One of my git repositories has developed a tendency to refuse to checkout a feature branch locally that exists on the remote repo. My git bash completion works, but then strange things happen! It turned out to be that I had two remotes with the same refspec, so I thought I'd write down the behaviour I saw and hopefully help someone else to fix this problem faster if they see it. Continue reading
I'm very excited to announce that some of my content is featured in the PHP Learning Path from O'Reilly. The Learning Paths are a good way to buy a bundle of content from different people on related topics, and the introductory pricing is always a good deal! Their newest offering is the PHP Learning Path, which has a video course on PHP and MySQL, my intermediate PHP Video course (they wouldn't let me call it "all the things Lorna thinks PHP developers need to know" unfortunately!) and also my video course Git for Web Developers which has a bunch of PHP in it as well as my best git tips and tricks.
I think it's a pretty well-rounded collection and it's only $99 for a couple of weeks, so get the PHP Learning Path here and let me know what you think?
If you type
git pull and expect a fast-forward update, but get a merge instead, don't panic! This usually happens when we're collaborating on a branch with other people, and we've made changes on our local version of a branch, and someone else (or the other you, if you use git to sync between multiple dev platforms) has made changes to the remote version of a branch in the meantime. It also happens really frequently in teams where all commits are to the
master branch ... yet another reason to have a decent branching strategy.
All that's happened is something like this:
$ git log --oneline --all --graph --decorate * 054f163 (HEAD, branch1) Installation instructions for the application | * 0ce808c (origin/branch1) Fixing template layout |/ * 927aad9 A random change of 731 to ideas2.txt
Since the last common commit, there are commits on your local branch, and the remote one. You could just let the merge go ahead but there are other options. You could also check out a new branch at this point, reset your tracking branch to the right place and then reapply your changes using cherry-pick or by rebasing and then fast-forward merging your branch. Continue reading
I have a favourite set of switches to git log, but today I wanted to answer the question "You deleted how much code today?" so I thought I'd share how I did that

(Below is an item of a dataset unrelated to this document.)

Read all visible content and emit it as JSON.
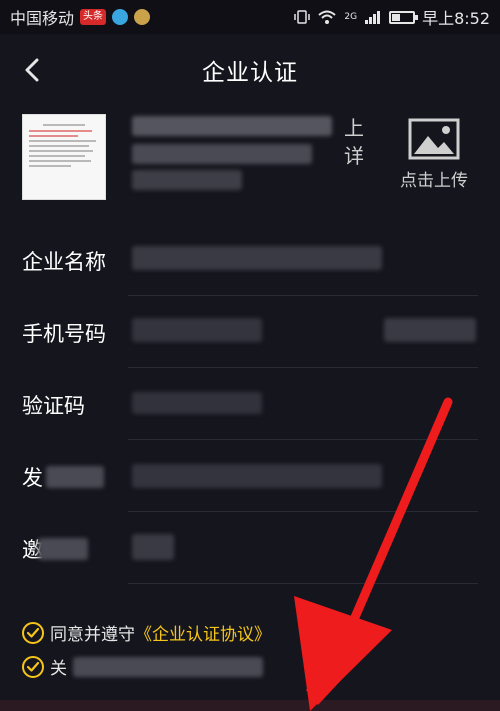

git log --numstat will show you how many lines were added (first column) and removed (next column) per file, kind of a more scientific version of the
--stat switch. And if you're thinking of scripting this to gather stats, try it with
--oneline as well, it's easier to parse.
At the moment I'm working on a tricky project where two similar projects diverged. Very similar things happened to them both, but not quite the same things - and now we're merging the codebases to give us as much common code as possible. All this simply serves to set the scene of exactly what I was doing spending a whole day with large code diffs - I had to look up a few things so I thought I'd capture them while I can remember. Continue reading
I love hubot and use one in a few different places. One thing I do find though is that I often want to edit or evolve those plugins, and it seems somehow unethical to just hardcode my changes into my own repo. Once I figured out how to wire together a forked repo as a submodule, it became much easier to work with hubots with external plugins, so I thought I'd share my recipe for that. Continue reading
I came across a git repo recently that output this message with every operation I did:
Your branch is based on 'origin/master', but the upstream is gone. (use "git branch --unset-upstream" to fixup)
I was delivering a workshop at the time so I kinda snarled at it and carried on with what I was doing, but later I looked up what is happening. This occurs when a branch is tracking a branch that the git repo doesn't have any information about - the branches to be tracked aren't in the local repo metadata.
In my case, it happened because I had created and then cloned an empty repo for training purposes - so
origin/master didn't actually exist yet! I added a quick commit-and-push to my script and hope that I won't be upstaged by this change that came in with git 1.8.5.
Hopefully this post will help someone else to avoid being upstaged or irritated by this as well!
I'm very pleased to announce the immediate availability of my new book Git Workbook, costing $20 from LeanPub. This is a book that you "do" rather than "read"; it's a series of chapters (30 ish so far) each covering one specific git skill.
Each chapter includes an explanation of the skill in question, followed by a hands-on exercise so that you can work through the skill yourself, and ends with a tickbox so you can keep track of how far through you are. It has quizzes, diagrams, mildly amusing stories, and as many other examples as I could think of that could help anyone to take in this technical topic and understand how to apply the techniques covered. Continue reading
Submodules are one of the most powerful and most mistrusted features in git, at least in the web development part of the internet where I spend my time. I've seen them go horribly wrong, but I've also had teams adopt submodules and have their development process run much more smoothly as a result - so I thought I'd take a moment out of my day to write down the process (and the gotchas) of development with submodules. Continue reading
Here's a little demo video that I put together to explain pushing/pulling with multiple remotes and how tracking branches make this easier. It's one of the chapters from my "Git Adventures" talk, but it didn't make it in to the talk in Amsterdam last week since we chose a different adventure that time - sharing it here in case it's helpful to anyone else, and so I can find it later!
I also blogged about the tracking branches in a bit more detail if you're interested.